This is really a lab that I have students do, but I am pretty sure they don’t read this blog – so it is ok. If they are reading this, hi!
We have these projectile cannons that shoot small balls. In order to look at projectile motion, they need to first determine the launch speed of the ball. I have a great method for this. Basically, shoot the ball horizontally off the table and measure how far horizontally it goes. You can get the final location of the ball by having it hit a piece of carbon paper on top of normal paper. If you don’t know what carbon paper is, you are young.
Anyway, after doing this lab for a couple of semesters, I noticed that sometimes students would not read the instructions (I know, it’s shocking, but true). Instead of using the vertical distance the ball falls to get the time, they used a stop watch. So, this year I changed the lab (I think I also got a suggestion from some blog somewhere). Actually, projectile motion is now two labs. In the first lab, the goal is to measure the launch speed (with uncertainty) and then the second lab looks at projectile motion. I have the students find the launch speed several ways and compare uncertainties for the different methods.

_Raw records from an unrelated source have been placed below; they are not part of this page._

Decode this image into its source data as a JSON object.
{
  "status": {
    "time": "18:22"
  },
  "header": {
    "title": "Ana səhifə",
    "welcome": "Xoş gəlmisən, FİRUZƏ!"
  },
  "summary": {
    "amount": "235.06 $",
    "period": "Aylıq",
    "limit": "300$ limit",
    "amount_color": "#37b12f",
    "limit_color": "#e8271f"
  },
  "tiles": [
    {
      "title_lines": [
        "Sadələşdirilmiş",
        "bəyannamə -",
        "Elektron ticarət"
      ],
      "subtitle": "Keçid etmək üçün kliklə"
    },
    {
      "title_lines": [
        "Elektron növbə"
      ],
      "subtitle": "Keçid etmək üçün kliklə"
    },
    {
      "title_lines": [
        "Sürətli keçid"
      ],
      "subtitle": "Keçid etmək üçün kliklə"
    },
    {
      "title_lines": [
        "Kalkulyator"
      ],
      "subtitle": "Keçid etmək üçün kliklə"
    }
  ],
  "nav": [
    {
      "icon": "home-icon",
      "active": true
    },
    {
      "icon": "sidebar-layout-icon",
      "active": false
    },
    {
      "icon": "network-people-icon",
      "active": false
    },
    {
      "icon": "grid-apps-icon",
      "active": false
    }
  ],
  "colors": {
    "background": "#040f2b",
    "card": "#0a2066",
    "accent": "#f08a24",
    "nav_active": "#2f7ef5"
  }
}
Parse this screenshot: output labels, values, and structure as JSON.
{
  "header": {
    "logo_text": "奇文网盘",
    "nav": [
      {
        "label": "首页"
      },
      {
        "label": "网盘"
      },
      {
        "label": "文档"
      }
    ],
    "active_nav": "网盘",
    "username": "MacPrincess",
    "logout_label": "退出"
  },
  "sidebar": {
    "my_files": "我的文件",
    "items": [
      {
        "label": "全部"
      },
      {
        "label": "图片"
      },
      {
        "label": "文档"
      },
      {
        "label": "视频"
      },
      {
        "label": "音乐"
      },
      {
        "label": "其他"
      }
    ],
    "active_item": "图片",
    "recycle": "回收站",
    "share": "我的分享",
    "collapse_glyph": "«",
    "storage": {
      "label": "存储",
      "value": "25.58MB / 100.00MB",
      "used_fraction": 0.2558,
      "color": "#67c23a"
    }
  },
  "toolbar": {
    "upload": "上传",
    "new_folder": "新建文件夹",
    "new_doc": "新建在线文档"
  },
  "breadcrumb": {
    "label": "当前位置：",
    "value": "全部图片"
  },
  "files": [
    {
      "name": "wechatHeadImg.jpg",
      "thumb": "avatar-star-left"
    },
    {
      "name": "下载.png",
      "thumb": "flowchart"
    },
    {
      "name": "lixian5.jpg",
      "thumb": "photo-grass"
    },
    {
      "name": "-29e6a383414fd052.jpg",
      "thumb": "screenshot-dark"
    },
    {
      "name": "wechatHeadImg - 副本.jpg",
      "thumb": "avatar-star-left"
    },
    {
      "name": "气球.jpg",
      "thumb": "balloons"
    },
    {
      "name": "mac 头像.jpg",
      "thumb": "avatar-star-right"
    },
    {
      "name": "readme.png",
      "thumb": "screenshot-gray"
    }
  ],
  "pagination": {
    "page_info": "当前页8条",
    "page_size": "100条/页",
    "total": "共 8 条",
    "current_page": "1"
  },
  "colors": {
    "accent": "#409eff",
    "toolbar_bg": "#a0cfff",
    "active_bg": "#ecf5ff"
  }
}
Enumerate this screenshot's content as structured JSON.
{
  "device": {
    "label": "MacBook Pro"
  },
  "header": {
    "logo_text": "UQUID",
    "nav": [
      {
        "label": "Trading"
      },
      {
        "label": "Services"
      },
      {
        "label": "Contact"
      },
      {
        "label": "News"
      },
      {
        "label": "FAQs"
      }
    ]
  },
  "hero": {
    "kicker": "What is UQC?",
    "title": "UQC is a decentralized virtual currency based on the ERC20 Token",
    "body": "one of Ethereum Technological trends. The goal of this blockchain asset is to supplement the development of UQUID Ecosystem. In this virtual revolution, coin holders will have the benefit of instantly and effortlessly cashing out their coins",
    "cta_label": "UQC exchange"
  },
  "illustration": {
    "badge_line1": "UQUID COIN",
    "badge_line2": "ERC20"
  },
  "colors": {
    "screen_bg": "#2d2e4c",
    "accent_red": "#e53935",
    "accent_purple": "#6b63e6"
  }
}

- Method 1: Launch the ball straight up and measure the height.
- Method 2: Launch the ball straight up and measure the time of flight.
- Method 3: Launch the ball horizontally off the table and measure the vertical and horizontal distance.
- Method 4: Launch the ball horizontally and measure horizontal distance and time.
First, this is not real uncertainty. This is cheating uncertainty. The basic idea is that students calculate the maximum and minimum values a quantity can be and use that for the uncertainty. More details here – with an example.
Here you would measure just the height the ball goes (and you would assume the ball accelerates in the negative y-direction at 9.8 m/s2). To get the initial velocity, I will say that the average velocity is (in the y-direction):
In case it wasn’t clear, the final velocity was zero m/s. I can say this because the velocity is changing at a constant rate. Also, I can write down the definition of average acceleration (in the y-direction):
Finally, using this and the definition of average velocity (a different definition) (again in the y-direction):
You could also get this using the work-energy principle, but there it is. If I assume that there is no uncertainty in g, then here is a calculation of the velocity and the uncertainty in the velocity. NOTE: To get the uncertainty in the height, you could just shoot the ball once and then estimate the uncertainty in the height. OR…you could do it like 5 times and find the standard error.
I did not round the numbers to the correct decimal place because I don’t know how to make zoho sheets do that.
This is similar to method 1 except that I will measure the time to go up and back down. There is a trick here. If the acceleration is constant, then the speed of the object when it leaves the cannon is the same magnitude that has when it comes back to that level. So, starting with the definition of average acceleration (in the y-direction):
For this case, I am going to measure the time interval 5 times to determine the uncertainty in time.
I changed my mind. Initially, I was just going to use the standard error for the uncertainty in time. However, I felt it was too low (which could be due to systematic error). Really, my reflexes aren’t that good.
This is two-dimensional motion. The key to 2-d motion is that the horizontal and vertical motions can be treated independently except they have the same time. The acceleration in the x-direction (horizontal) is zero and the acceleration in the y-direction is -g. First, looking at the y-direction the initial velocity is zero so that:
Now I can use this to solve for the time interval:
For the x-direction, I have the simple equation:
And using the above expression for the time interval I get:
Remember that the velocity in the x-direction does not change (so it doesn’t matter if you call it v1 or just v). Also, since the ball was shot horizontally, then the initial velocity (total) is the velocity in the x-direction.
This is probably the most straight forward method (perhaps why students like it). Instead of measuring the height, I will measure the time. Then I can calculate the velocity in the x-direction as (which is the total initial velocity):
I did not look at this – but it is possible that the cannon has some variability in its firing. You could explore this if you shot it several times and see how the distance changes.
Using my crude estimates, here is what I have for the 4 methods:
- Method 1: v = 2.90 +/- 0.03 m/s
- Method 2: v = 3.0 +/- 0.5 m/s
- Method 3: v = 1.80 +/-0.03 m/s
- Method 4: v = 1.6 +/- 0.4 m/s
Odd that the upward firing velocities are so much different than the horizontal firing ones. Hmmmm…. Well, method 1 and 3 have the lowest uncertainties. I think my estimation for the height in method 1 was a complete guess. Really, I should take more data, but the point was to show how to calculate the uncertainties and the initial velocities. Did that.